Pending sales of previously owned homes in the world's top oil consumer shot up by 6.7 percent in April, the biggest monthly gain in 7-1/2 years, sending U.S. equities markets higher.

U.S. crude rose 9 cents to $68.67 a barrel by 1:53 p.m. EDT (1753 GMT) after optimism about an economic recovery sent prices to the highest level since early November on Monday.

London Brent crude traded up 23 cents at $68.20.

The rise extended a 30 percent gain in oil prices in May as expectations the worst of the global economic crisis may be over bolstered equities and commodities markets. <.N>

Crude continues to remain firm in anticipation that green shoots will soon start becoming branches, but I think we need to be cautious in here, said Nauman Barakat, senior vice president at Macquarie Futures USA.

Further support came as the dollar fell to its lowest level this year against the euro and a basket of currencies, reversing earlier gains, on rising risk tolerance fueled by views the global economy is on the road to recovery.

OPEC Secretary General Abdullah al-Badri said oil prices could reach $90 a barrel early next year, adding the producer group would not increase supply until global inventories had been drained.

The price will go to $80 to $90 maybe at the beginning of 2010, al-Badri told the Reuters Global Energy Summit.

(For other news from the Reuters Global Energy Summit, click on http://www.reuters.com/summit/GlobalEnergy09?PID=500)

Last week, OPEC decided to keep production targets unchanged after agreeing a series of deep cuts in 2008 to stem a steep slide in crude oil prices from record highs near $150 a barrel struck last July.
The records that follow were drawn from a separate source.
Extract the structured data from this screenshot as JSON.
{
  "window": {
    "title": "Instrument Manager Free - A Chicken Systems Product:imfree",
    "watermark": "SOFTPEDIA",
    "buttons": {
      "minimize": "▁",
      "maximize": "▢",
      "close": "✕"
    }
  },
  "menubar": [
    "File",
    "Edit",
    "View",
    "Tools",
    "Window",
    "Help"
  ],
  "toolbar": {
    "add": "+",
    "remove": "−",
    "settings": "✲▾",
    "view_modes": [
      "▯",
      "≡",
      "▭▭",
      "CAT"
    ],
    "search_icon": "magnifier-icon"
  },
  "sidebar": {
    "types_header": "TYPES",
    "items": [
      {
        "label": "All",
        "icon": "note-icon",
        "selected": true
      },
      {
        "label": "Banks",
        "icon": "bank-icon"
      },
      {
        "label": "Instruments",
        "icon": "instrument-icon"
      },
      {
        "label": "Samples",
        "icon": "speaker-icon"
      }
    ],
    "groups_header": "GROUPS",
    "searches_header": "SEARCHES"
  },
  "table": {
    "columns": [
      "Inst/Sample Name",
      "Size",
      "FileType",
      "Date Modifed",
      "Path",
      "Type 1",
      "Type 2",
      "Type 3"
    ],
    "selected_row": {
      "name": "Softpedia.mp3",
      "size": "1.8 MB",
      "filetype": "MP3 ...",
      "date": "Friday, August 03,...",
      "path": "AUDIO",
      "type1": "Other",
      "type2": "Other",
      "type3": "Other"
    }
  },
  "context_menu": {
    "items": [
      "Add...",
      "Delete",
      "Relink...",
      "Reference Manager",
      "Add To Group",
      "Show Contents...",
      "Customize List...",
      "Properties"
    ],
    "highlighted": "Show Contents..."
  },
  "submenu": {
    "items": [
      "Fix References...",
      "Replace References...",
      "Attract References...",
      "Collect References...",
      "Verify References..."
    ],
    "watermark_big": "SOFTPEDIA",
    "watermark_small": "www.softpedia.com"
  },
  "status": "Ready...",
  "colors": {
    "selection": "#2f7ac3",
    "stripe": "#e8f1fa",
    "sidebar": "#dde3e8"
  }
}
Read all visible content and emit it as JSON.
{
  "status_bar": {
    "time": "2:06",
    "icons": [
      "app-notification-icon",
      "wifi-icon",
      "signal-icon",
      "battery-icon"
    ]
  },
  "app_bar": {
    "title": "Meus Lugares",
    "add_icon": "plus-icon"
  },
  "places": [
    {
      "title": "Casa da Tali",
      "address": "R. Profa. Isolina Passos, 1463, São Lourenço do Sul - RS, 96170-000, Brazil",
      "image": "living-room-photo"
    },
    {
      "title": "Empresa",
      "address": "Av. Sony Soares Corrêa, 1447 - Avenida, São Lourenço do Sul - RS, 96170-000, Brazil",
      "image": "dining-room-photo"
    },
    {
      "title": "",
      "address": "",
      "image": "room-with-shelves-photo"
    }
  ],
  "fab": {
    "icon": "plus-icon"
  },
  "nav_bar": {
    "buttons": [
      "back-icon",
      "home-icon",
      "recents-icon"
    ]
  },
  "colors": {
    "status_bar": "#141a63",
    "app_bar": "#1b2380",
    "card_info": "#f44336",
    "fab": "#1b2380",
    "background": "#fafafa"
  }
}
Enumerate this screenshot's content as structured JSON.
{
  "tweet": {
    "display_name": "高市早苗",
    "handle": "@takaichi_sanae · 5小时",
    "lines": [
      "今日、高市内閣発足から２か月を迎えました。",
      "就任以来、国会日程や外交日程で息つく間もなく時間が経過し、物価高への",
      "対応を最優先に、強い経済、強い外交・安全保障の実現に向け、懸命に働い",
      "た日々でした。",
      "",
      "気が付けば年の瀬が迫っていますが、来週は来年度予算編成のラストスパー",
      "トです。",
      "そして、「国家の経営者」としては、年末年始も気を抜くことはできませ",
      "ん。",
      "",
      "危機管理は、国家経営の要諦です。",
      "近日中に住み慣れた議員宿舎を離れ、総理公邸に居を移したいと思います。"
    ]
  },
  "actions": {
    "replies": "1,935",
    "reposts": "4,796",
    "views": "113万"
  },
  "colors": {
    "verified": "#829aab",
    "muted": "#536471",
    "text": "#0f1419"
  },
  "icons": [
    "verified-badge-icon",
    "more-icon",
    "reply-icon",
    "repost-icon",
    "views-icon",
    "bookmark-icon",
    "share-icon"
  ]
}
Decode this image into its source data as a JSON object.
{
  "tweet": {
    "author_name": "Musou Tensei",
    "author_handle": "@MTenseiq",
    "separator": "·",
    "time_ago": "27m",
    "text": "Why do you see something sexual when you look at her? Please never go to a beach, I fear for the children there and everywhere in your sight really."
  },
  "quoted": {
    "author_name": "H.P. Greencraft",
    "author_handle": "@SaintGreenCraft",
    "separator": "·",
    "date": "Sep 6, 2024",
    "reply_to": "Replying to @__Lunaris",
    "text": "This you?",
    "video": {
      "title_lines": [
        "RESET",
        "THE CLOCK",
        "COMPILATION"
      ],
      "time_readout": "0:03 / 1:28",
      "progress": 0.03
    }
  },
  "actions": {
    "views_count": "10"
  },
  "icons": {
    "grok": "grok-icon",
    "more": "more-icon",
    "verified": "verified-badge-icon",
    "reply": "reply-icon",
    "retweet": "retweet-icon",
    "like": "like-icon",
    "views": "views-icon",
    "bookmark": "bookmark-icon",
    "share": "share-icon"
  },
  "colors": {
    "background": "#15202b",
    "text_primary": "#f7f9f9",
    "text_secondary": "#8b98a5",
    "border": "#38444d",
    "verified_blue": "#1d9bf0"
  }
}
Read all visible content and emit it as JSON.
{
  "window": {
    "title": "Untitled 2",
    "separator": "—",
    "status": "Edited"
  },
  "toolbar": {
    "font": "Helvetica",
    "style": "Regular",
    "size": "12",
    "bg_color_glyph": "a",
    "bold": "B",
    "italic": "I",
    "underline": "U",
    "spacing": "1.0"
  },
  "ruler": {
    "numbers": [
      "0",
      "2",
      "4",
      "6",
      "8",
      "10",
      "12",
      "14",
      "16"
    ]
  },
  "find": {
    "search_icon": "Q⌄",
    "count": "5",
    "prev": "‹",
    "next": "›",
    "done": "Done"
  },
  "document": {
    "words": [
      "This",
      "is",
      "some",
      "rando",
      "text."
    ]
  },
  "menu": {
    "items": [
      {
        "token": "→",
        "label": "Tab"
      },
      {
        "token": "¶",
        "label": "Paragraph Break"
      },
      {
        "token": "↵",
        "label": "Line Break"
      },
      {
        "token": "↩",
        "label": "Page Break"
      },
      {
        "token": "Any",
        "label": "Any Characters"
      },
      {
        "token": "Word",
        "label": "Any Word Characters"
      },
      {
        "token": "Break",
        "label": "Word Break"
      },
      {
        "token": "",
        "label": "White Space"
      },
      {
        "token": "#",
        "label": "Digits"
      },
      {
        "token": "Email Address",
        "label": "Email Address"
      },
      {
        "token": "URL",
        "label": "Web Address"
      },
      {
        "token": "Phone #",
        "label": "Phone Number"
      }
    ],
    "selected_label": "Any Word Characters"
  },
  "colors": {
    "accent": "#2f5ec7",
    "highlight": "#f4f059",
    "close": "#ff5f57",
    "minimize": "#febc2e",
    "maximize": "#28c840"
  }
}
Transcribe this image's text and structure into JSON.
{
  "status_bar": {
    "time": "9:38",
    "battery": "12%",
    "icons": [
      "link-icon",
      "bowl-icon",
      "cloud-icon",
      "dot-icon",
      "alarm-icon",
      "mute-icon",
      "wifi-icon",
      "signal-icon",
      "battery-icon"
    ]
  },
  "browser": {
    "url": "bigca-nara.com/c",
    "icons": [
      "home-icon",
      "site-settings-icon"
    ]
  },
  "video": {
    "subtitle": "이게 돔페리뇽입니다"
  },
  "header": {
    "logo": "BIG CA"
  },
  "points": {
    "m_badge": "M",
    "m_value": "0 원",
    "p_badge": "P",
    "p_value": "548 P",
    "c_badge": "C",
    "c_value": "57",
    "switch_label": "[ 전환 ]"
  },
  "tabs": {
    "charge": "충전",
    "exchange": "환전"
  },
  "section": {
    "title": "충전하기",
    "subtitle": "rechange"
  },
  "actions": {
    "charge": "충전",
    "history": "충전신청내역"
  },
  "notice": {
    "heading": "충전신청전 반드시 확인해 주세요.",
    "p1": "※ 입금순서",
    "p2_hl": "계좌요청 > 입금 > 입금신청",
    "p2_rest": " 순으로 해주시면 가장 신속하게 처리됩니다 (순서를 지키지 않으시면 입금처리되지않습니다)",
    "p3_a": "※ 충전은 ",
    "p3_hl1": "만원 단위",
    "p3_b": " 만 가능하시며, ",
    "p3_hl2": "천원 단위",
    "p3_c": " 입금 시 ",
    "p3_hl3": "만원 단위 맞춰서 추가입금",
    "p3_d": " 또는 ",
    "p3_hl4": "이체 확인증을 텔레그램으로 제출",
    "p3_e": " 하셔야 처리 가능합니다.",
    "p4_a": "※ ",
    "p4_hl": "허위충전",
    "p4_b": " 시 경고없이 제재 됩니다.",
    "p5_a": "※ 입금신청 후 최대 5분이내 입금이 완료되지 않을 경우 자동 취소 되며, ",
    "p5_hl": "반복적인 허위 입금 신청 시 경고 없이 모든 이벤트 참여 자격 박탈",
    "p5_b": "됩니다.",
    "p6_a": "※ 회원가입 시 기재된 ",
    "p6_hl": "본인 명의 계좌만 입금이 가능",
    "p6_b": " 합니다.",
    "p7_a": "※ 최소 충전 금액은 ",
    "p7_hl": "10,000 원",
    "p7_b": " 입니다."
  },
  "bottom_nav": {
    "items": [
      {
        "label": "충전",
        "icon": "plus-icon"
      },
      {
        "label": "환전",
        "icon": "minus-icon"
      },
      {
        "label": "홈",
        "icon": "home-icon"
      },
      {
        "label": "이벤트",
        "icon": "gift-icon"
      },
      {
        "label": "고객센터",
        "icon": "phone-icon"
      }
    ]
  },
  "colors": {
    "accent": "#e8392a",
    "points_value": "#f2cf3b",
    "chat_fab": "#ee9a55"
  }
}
Traders were also awaiting crude and product inventory data to be released by the American Petroleum Institute later Tuesday and the U.S. Energy Information Administration on Friday, which will reflect the Memorial Day holiday weekend that traditionally kicks off the summer driving season.

A revised Reuters survey of analysts forecast weekly U.S. inventory data would show a 1.4-million-barrel decline in crude stocks in the world's top oil consumer for the week to May 29, while gasoline and distillate inventories were seen rising.

Cooler sea temperatures and a possible El Nino prompted the Colorado State University forecast team to reduce its Atlantic storm season prediction on Tuesday to 11 tropical storms, including five hurricanes.

The 2009 Atlantic hurricane season officially started on Monday and runs through November 30, and many analysts said the potential supply impact for this year would likely be softer because U.S. stockpiles were brimming.

(Reporting by Matthew Robinson, Gene Ramos and Robert Gibbons in New York, Ikuko Kao in London and Chu Baizhen in Singapore; Editing by Christian Wiessner)